The defending attorney (the Holy Spirit) is our advocate. He walks up to the judge’s bench and he says my client has not only had his fines for his criminal behavior paid but the innocence of this other man who is perfect has been given to the guilty man so he is guilty now longer. And all of this happens as a result of the loving Father who is standing there with his arms wide open to the sinner turned saint.

The law protects, convicts and teaches but it is worthless without the good news of the gospel. So when the Law is taught it must be taught in light of the gospel and when the gospel is proclaimed it is only proclaimed as good news in light of the bad news of the Law.

So the law is good and the law agrees with the gospel and in the gospel we find the power of salvation over the penalty of sin, the presence of sin and the power of sin in the work of Jesus at the cross and in the empty tomb.


As we conclude today I want to bring us back to the application of this passage. False teachers were ravaging the hearts of the flock in Ephesus. And if we look at John’s tongue lashing in Revelation 2 we would learn that the Ephesians learned to love doctrinal truth but lost their love for Christ. They were in danger of becoming Judas’ to their Savior and his bride. And Paul’s simple straightforward instruction is to remind them that the law is good in agreement with the gospel.

Now, I don’t know what your experience with the law has been. And I don’t know how well you can explain the gospel. And I don’t know where your heart is at this morning. I don’t know what you walked in here with.
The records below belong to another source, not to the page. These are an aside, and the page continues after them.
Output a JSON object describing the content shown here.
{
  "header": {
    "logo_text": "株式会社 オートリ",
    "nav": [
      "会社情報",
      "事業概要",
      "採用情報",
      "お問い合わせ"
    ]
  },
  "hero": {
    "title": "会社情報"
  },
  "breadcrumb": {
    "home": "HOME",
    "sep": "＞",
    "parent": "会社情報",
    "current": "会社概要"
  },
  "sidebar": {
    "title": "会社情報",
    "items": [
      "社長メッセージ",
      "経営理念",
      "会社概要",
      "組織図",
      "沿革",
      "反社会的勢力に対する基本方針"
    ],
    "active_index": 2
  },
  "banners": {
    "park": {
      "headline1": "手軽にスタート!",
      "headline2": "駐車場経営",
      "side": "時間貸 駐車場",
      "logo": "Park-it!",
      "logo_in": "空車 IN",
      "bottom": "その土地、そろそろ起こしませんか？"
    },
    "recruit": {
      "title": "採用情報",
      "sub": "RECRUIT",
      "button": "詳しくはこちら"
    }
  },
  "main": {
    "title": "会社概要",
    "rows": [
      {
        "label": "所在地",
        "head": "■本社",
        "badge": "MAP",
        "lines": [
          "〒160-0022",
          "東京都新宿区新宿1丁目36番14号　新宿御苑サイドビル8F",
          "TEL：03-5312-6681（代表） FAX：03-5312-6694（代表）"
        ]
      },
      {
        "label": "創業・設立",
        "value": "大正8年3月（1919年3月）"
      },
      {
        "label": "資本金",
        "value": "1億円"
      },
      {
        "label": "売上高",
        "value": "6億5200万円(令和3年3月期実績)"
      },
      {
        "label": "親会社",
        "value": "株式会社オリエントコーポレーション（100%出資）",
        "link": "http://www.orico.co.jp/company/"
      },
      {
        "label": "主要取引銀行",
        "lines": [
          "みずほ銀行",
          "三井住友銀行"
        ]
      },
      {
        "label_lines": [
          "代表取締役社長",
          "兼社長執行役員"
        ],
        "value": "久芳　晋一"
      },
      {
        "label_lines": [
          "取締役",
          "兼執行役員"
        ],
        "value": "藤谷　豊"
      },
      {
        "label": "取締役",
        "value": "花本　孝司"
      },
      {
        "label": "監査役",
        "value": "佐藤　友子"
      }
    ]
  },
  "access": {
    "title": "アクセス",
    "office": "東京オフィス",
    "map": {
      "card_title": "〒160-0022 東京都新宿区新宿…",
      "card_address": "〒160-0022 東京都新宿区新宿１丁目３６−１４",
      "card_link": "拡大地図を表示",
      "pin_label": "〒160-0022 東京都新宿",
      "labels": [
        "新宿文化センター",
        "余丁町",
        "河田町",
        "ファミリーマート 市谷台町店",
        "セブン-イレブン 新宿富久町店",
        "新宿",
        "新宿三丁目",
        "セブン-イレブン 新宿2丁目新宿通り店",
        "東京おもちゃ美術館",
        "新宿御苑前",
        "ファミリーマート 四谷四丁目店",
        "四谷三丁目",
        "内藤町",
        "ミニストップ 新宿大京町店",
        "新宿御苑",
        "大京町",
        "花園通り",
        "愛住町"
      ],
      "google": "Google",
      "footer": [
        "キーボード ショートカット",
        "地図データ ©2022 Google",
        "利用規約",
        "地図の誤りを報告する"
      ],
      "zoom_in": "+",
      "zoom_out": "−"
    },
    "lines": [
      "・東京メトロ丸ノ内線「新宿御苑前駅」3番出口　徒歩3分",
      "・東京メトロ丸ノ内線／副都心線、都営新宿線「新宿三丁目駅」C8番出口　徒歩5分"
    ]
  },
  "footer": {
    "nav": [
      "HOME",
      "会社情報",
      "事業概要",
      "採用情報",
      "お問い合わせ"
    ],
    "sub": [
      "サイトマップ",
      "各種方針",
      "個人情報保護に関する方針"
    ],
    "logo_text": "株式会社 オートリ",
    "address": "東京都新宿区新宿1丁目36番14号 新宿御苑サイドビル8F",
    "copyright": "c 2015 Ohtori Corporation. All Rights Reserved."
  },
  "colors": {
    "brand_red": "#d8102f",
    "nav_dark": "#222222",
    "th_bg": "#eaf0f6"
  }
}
But I do want to leave you with a few application questions and a final encouragement before we conclude.

In regards to the law. I’m thinking of the Ten Commandments, the Greatest Commandment and your ability to articulate the gospel. (Deuteronomy 5:6-22; 6:4-9; 1 Cor. 15:1-11; Rom. 1:16; 8:1-11)

#1: How have you experienced the law restraining your desire to sin? #2: What kinds of sin have you been convicted of lately? #3: In what ways does the great commandment teach you to overcome your sin? #4: How do you explain the gospel and how does it help you to live differently than you did before?

I hope that you would wrestle with those questions this week in gospel community. But I also want to model what that looks like for you a little. I have experienced the law restraining my desire to be lazy. When I get home from work I’m tired and I want to check out behind the TV for a bit. And I’ve been convicted that my desire to be lazy affects my family and it also brings dishonor to the Lord because God calls us to work hard for his glory. The Law also teaches me that I am not loving the Lord or my family when I am lazy.

So I’m restrained, convicted and taught through the law. And now that I know God’s standard, now that I know all the ways I fall short, without anything else, life is hopeless. But this is where the agreement with the gospel part comes in and gives me hope, changes my desires and sets my feet on a firm path.

Jesus was never lazy. Jesus never left me and he never ignored me even when I was at my worst. And on top of that he went to the cross to pay the price for my sin, he left the tomb empty and he walked into the courtroom, he assumed my guilt, he gave me his innocence and he walked out of the courtroom with me completely free. Now I am motivated to engage my family because it is an act of loving my Savior who loved me first. He took a Judas like me and he turned me into a lover of God and a lover of his church. I pray he’s doing the same work in you today.